### [Web page and app entries]
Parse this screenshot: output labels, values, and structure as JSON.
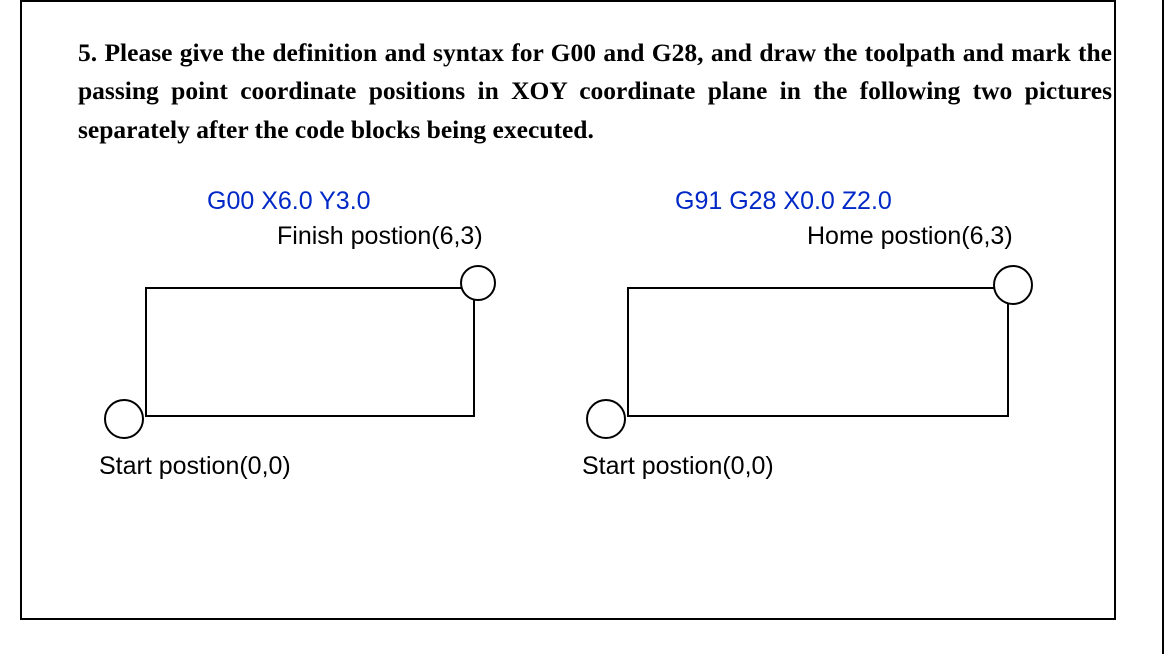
{
  "question": {
    "text": "5. Please give the definition and syntax for G00 and G28, and draw the toolpath and mark the passing point coordinate positions in XOY coordinate plane in the following two pictures separately after the code blocks being executed."
  },
  "panels": {
    "left": {
      "code": "G00 X6.0 Y3.0",
      "top_label": "Finish postion(6,3)",
      "bottom_label": "Start postion(0,0)"
    },
    "right": {
      "code": "G91 G28 X0.0 Z2.0",
      "top_label": "Home postion(6,3)",
      "bottom_label": "Start postion(0,0)"
    }
  },
  "chart_data": [
    {
      "type": "scatter",
      "title": "G00 toolpath",
      "points": [
        {
          "name": "Start",
          "x": 0,
          "y": 0
        },
        {
          "name": "Finish",
          "x": 6,
          "y": 3
        }
      ],
      "xlim": [
        0,
        6
      ],
      "ylim": [
        0,
        3
      ]
    },
    {
      "type": "scatter",
      "title": "G28 toolpath",
      "points": [
        {
          "name": "Start",
          "x": 0,
          "y": 0
        },
        {
          "name": "Home",
          "x": 6,
          "y": 3
        }
      ],
      "xlim": [
        0,
        6
      ],
      "ylim": [
        0,
        3
      ]
    }
  ]
}
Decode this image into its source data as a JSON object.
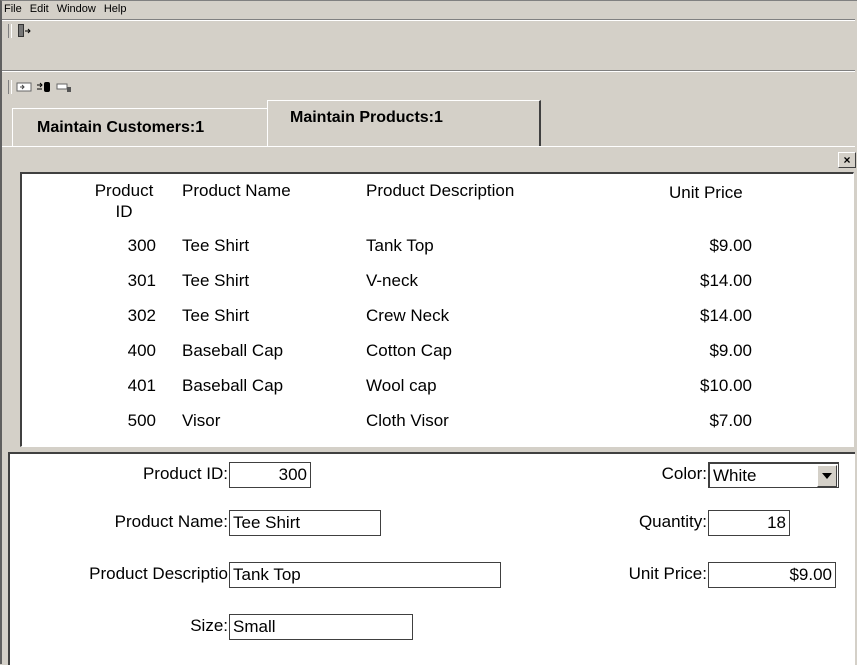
{
  "menu": {
    "items": [
      "File",
      "Edit",
      "Window",
      "Help"
    ]
  },
  "toolbar1": {
    "icons": [
      "exit-icon"
    ]
  },
  "toolbar2": {
    "icons": [
      "form-icon",
      "connect-icon",
      "disconnect-icon"
    ]
  },
  "tabs": [
    {
      "label": "Maintain Customers:1",
      "active": false
    },
    {
      "label": "Maintain Products:1",
      "active": true
    }
  ],
  "close_label": "×",
  "grid": {
    "columns": {
      "id_line1": "Product",
      "id_line2": "ID",
      "name": "Product Name",
      "description": "Product Description",
      "price": "Unit Price"
    },
    "rows": [
      {
        "id": "300",
        "name": "Tee Shirt",
        "description": "Tank Top",
        "price": "$9.00"
      },
      {
        "id": "301",
        "name": "Tee Shirt",
        "description": "V-neck",
        "price": "$14.00"
      },
      {
        "id": "302",
        "name": "Tee Shirt",
        "description": "Crew Neck",
        "price": "$14.00"
      },
      {
        "id": "400",
        "name": "Baseball Cap",
        "description": "Cotton Cap",
        "price": "$9.00"
      },
      {
        "id": "401",
        "name": "Baseball Cap",
        "description": "Wool cap",
        "price": "$10.00"
      },
      {
        "id": "500",
        "name": "Visor",
        "description": "Cloth Visor",
        "price": "$7.00"
      }
    ]
  },
  "form": {
    "product_id_label": "Product ID:",
    "product_id_value": "300",
    "product_name_label": "Product Name:",
    "product_name_value": "Tee Shirt",
    "product_description_label": "Product Descriptio",
    "product_description_value": "Tank Top",
    "size_label": "Size:",
    "size_value": "Small",
    "color_label": "Color:",
    "color_value": "White",
    "quantity_label": "Quantity:",
    "quantity_value": "18",
    "unit_price_label": "Unit Price:",
    "unit_price_value": "$9.00"
  }
}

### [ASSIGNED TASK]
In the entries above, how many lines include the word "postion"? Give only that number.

### [TASK RESPONSE]
4